PROVIDED DATA:
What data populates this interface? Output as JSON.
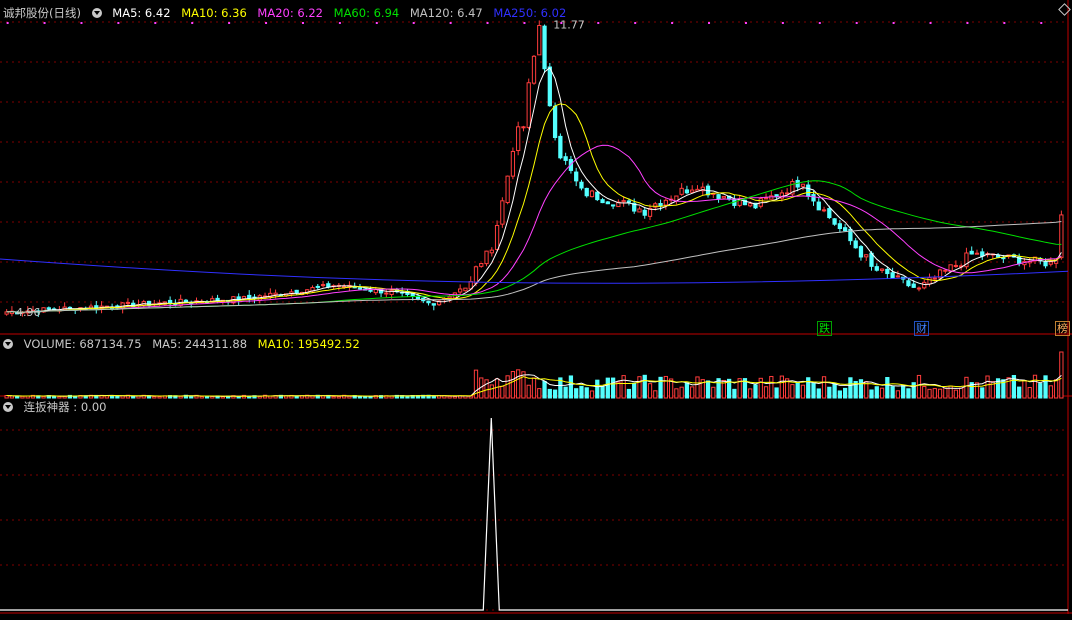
{
  "header": {
    "stock_name": "诚邦股份(日线)",
    "ma5_label": "MA5: 6.42",
    "ma10_label": "MA10: 6.36",
    "ma20_label": "MA20: 6.22",
    "ma60_label": "MA60: 6.94",
    "ma120_label": "MA120: 6.47",
    "ma250_label": "MA250: 6.02"
  },
  "volume_header": {
    "volume_label": "VOLUME: 687134.75",
    "ma5_label": "MA5: 244311.88",
    "ma10_label": "MA10: 195492.52"
  },
  "indicator_header": {
    "label": "连扳神器 : 0.00"
  },
  "price_panel": {
    "high_label": "11.77",
    "low_label": "4.96",
    "badges": [
      "跌",
      "财",
      "榜"
    ]
  },
  "colors": {
    "up": "#ff3c3c",
    "down": "#54ffff",
    "ma5": "#ffffff",
    "ma10": "#ffff00",
    "ma20": "#ff40ff",
    "ma60": "#00e000",
    "ma120": "#c0c0c0",
    "ma250": "#3030ff",
    "grid": "#800000"
  },
  "chart_data": {
    "type": "candlestick",
    "price_range": [
      4.96,
      11.77
    ],
    "segments": [
      {
        "bars": 45,
        "start": 5.1,
        "end": 5.4,
        "noise": 0.06
      },
      {
        "bars": 18,
        "start": 5.4,
        "end": 5.7,
        "noise": 0.06
      },
      {
        "bars": 10,
        "start": 5.7,
        "end": 5.55,
        "noise": 0.05
      },
      {
        "bars": 8,
        "start": 5.55,
        "end": 5.3,
        "noise": 0.06
      },
      {
        "bars": 6,
        "start": 5.3,
        "end": 5.6,
        "noise": 0.05
      },
      {
        "bars": 5,
        "start": 5.6,
        "end": 6.5,
        "noise": 0.08
      },
      {
        "bars": 6,
        "start": 6.5,
        "end": 9.3,
        "noise": 0.0
      },
      {
        "bars": 2,
        "start": 9.3,
        "end": 10.3,
        "noise": 0.0
      },
      {
        "bars": 2,
        "start": 10.9,
        "end": 11.6,
        "noise": 0.0
      },
      {
        "bars": 3,
        "start": 10.5,
        "end": 9.2,
        "noise": 0.15
      },
      {
        "bars": 5,
        "start": 8.7,
        "end": 7.8,
        "noise": 0.15
      },
      {
        "bars": 12,
        "start": 7.8,
        "end": 7.4,
        "noise": 0.12
      },
      {
        "bars": 10,
        "start": 7.5,
        "end": 8.0,
        "noise": 0.12
      },
      {
        "bars": 10,
        "start": 7.9,
        "end": 7.5,
        "noise": 0.12
      },
      {
        "bars": 10,
        "start": 7.5,
        "end": 8.1,
        "noise": 0.12
      },
      {
        "bars": 12,
        "start": 7.8,
        "end": 6.3,
        "noise": 0.12
      },
      {
        "bars": 10,
        "start": 6.1,
        "end": 5.6,
        "noise": 0.1
      },
      {
        "bars": 10,
        "start": 5.7,
        "end": 6.4,
        "noise": 0.12
      },
      {
        "bars": 15,
        "start": 6.4,
        "end": 6.2,
        "noise": 0.1
      },
      {
        "bars": 2,
        "start": 6.3,
        "end": 7.3,
        "noise": 0.0
      }
    ],
    "volume_max": 687134.75,
    "volume_profile": "low-before-rally-high-after",
    "indicator_spike_bar_ratio": 0.46,
    "indicator_value": 0.0
  }
}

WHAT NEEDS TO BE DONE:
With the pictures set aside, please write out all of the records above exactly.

RESPONSE FOR THIS EXERCISE:
What data populates this interface? Output as JSON.
{
  "header": {
    "stock_name": "诚邦股份(日线)",
    "ma5_label": "MA5: 6.42",
    "ma10_label": "MA10: 6.36",
    "ma20_label": "MA20: 6.22",
    "ma60_label": "MA60: 6.94",
    "ma120_label": "MA120: 6.47",
    "ma250_label": "MA250: 6.02"
  },
  "volume_header": {
    "volume_label": "VOLUME: 687134.75",
    "ma5_label": "MA5: 244311.88",
    "ma10_label": "MA10: 195492.52"
  },
  "indicator_header": {
    "label": "连扳神器 : 0.00"
  },
  "price_panel": {
    "high_label": "11.77",
    "low_label": "4.96",
    "badges": [
      "跌",
      "财",
      "榜"
    ]
  },
  "colors": {
    "up": "#ff3c3c",
    "down": "#54ffff",
    "ma5": "#ffffff",
    "ma10": "#ffff00",
    "ma20": "#ff40ff",
    "ma60": "#00e000",
    "ma120": "#c0c0c0",
    "ma250": "#3030ff",
    "grid": "#800000"
  },
  "chart_data": {
    "type": "candlestick",
    "price_range": [
      4.96,
      11.77
    ],
    "segments": [
      {
        "bars": 45,
        "start": 5.1,
        "end": 5.4,
        "noise": 0.06
      },
      {
        "bars": 18,
        "start": 5.4,
        "end": 5.7,
        "noise": 0.06
      },
      {
        "bars": 10,
        "start": 5.7,
        "end": 5.55,
        "noise": 0.05
      },
      {
        "bars": 8,
        "start": 5.55,
        "end": 5.3,
        "noise": 0.06
      },
      {
        "bars": 6,
        "start": 5.3,
        "end": 5.6,
        "noise": 0.05
      },
      {
        "bars": 5,
        "start": 5.6,
        "end": 6.5,
        "noise": 0.08
      },
      {
        "bars": 6,
        "start": 6.5,
        "end": 9.3,
        "noise": 0.0
      },
      {
        "bars": 2,
        "start": 9.3,
        "end": 10.3,
        "noise": 0.0
      },
      {
        "bars": 2,
        "start": 10.9,
        "end": 11.6,
        "noise": 0.0
      },
      {
        "bars": 3,
        "start": 10.5,
        "end": 9.2,
        "noise": 0.15
      },
      {
        "bars": 5,
        "start": 8.7,
        "end": 7.8,
        "noise": 0.15
      },
      {
        "bars": 12,
        "start": 7.8,
        "end": 7.4,
        "noise": 0.12
      },
      {
        "bars": 10,
        "start": 7.5,
        "end": 8.0,
        "noise": 0.12
      },
      {
        "bars": 10,
        "start": 7.9,
        "end": 7.5,
        "noise": 0.12
      },
      {
        "bars": 10,
        "start": 7.5,
        "end": 8.1,
        "noise": 0.12
      },
      {
        "bars": 12,
        "start": 7.8,
        "end": 6.3,
        "noise": 0.12
      },
      {
        "bars": 10,
        "start": 6.1,
        "end": 5.6,
        "noise": 0.1
      },
      {
        "bars": 10,
        "start": 5.7,
        "end": 6.4,
        "noise": 0.12
      },
      {
        "bars": 15,
        "start": 6.4,
        "end": 6.2,
        "noise": 0.1
      },
      {
        "bars": 2,
        "start": 6.3,
        "end": 7.3,
        "noise": 0.0
      }
    ],
    "volume_max": 687134.75,
    "volume_profile": "low-before-rally-high-after",
    "indicator_spike_bar_ratio": 0.46,
    "indicator_value": 0.0
  }
}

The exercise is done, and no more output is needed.